To make the answer more accurate, we asked our Head of Flutter developers Andrew to discuss this framework’s advantages. Numerous businesses can benefit from cross-platform apps built-in Flutter. Google officially supports it, and this is your guarantee that the app code will not have to be rewritten. Many popular projects were built on Flutter, and they are already rocking the market!
|700+ million MAU||10+ million MAU||50+ million MAU||2+ million MAU|
Such projects can be one reason you start developing your solution in Flutter, but there are many more possibilities that this framework provides.
When and Why to choose Flutter?
Flutter is the latest and the best trend in cross-platform app development. With Flutter, it is possible to compile an iOS and Android application from one single Dart codebase. The quality and performance of such cross-platform solutions are impressive.
- A perfect tool for making an MVP
- Lower development costs
- Lightning-fast app development
- Performance of native apps with the cost of cross-platform development
- Incredible performance
- Same UI on any screen
- One codebase for iOS and Android
- Stability of Flutter based app
- Easy testing and addition of new functionality
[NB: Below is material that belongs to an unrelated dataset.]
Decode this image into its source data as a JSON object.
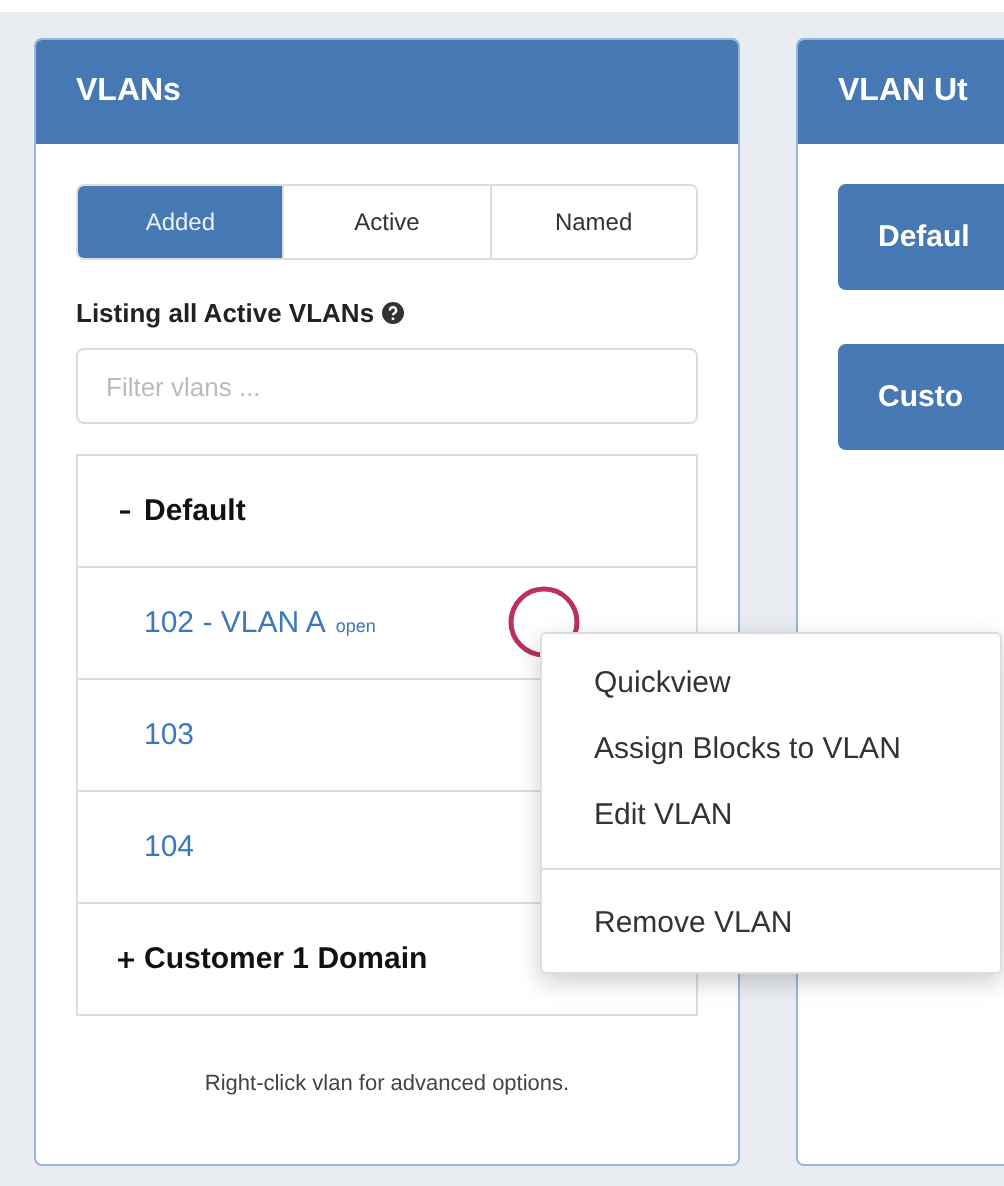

React Native and Flutter have their pros and cons, but Flutter is ahead of its competition. We believe that Flutter framework is not the future of mobile development but web development as well. Google is developing this framework soon to develop Linux, Windows, and Mac OS applications. Let’s not rush things about this and enjoy creating mobile applications using Flutter.